*WORK REQUEST*. What you return must match the records word for word, except that images are dropped.

*LISTED ENTRIES*.
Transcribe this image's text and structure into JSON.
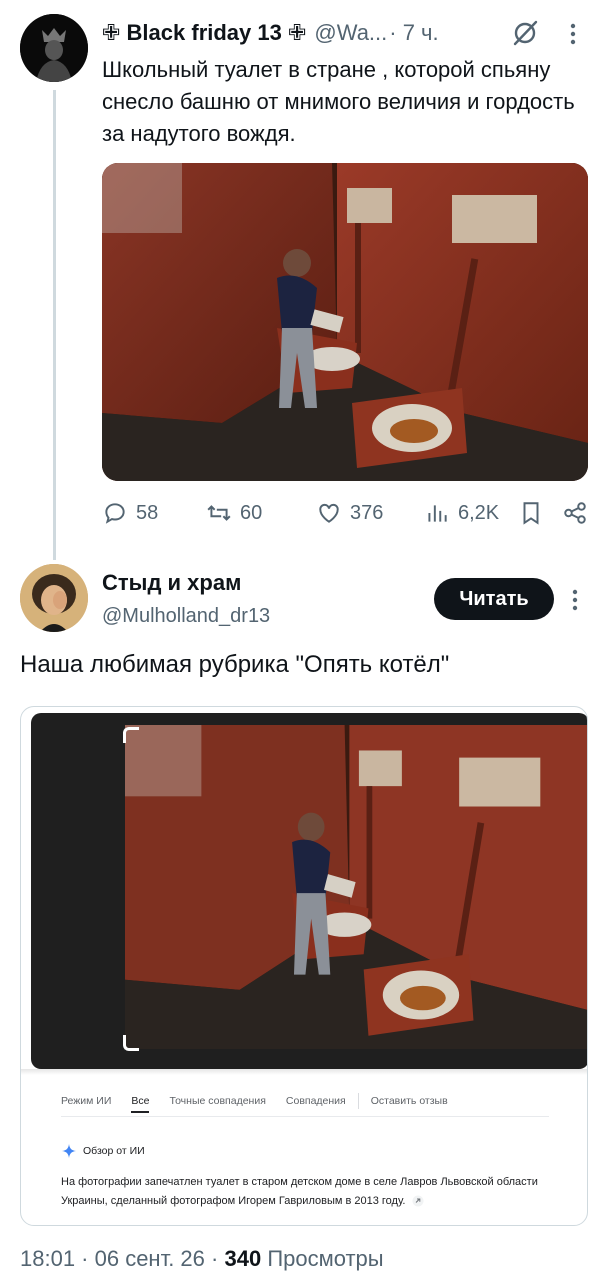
{
  "tweet1": {
    "name": "✙ Black friday 13 ✙",
    "handle": "@Wa...",
    "time": "· 7 ч.",
    "text": "Школьный туалет в стране , которой спьяну снесло башню от мнимого величия и гордость за надутого вождя.",
    "stats": {
      "replies": "58",
      "reposts": "60",
      "likes": "376",
      "views": "6,2K"
    }
  },
  "tweet2": {
    "name": "Стыд и храм",
    "handle": "@Mulholland_dr13",
    "follow_label": "Читать",
    "text": "Наша любимая рубрика \"Опять котёл\""
  },
  "embedded": {
    "tabs": [
      "Режим ИИ",
      "Все",
      "Точные совпадения",
      "Совпадения",
      "Оставить отзыв"
    ],
    "active_tab": "Все",
    "ai_overview_title": "Обзор от ИИ",
    "ai_overview_text": "На фотографии запечатлен туалет в старом детском доме в селе Лавров Львовской области Украины, сделанный фотографом Игорем Гавриловым в 2013 году."
  },
  "footer": {
    "time": "18:01 · 06 сент. 26 ·",
    "views_count": "340",
    "views_label": "Просмотры"
  },
  "colors": {
    "text_primary": "#0f1419",
    "text_secondary": "#536471",
    "wall_red": "#7a2a1a",
    "follow_bg": "#0f1419"
  }
}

*SOLUTION TO THE PROBLEM*.
Transcribe this image's text and structure into JSON.
{
  "tweet1": {
    "name": "✙ Black friday 13 ✙",
    "handle": "@Wa...",
    "time": "· 7 ч.",
    "text": "Школьный туалет в стране , которой спьяну снесло башню от мнимого величия и гордость за надутого вождя.",
    "stats": {
      "replies": "58",
      "reposts": "60",
      "likes": "376",
      "views": "6,2K"
    }
  },
  "tweet2": {
    "name": "Стыд и храм",
    "handle": "@Mulholland_dr13",
    "follow_label": "Читать",
    "text": "Наша любимая рубрика \"Опять котёл\""
  },
  "embedded": {
    "tabs": [
      "Режим ИИ",
      "Все",
      "Точные совпадения",
      "Совпадения",
      "Оставить отзыв"
    ],
    "active_tab": "Все",
    "ai_overview_title": "Обзор от ИИ",
    "ai_overview_text": "На фотографии запечатлен туалет в старом детском доме в селе Лавров Львовской области Украины, сделанный фотографом Игорем Гавриловым в 2013 году."
  },
  "footer": {
    "time": "18:01 · 06 сент. 26 ·",
    "views_count": "340",
    "views_label": "Просмотры"
  },
  "colors": {
    "text_primary": "#0f1419",
    "text_secondary": "#536471",
    "wall_red": "#7a2a1a",
    "follow_bg": "#0f1419"
  }
}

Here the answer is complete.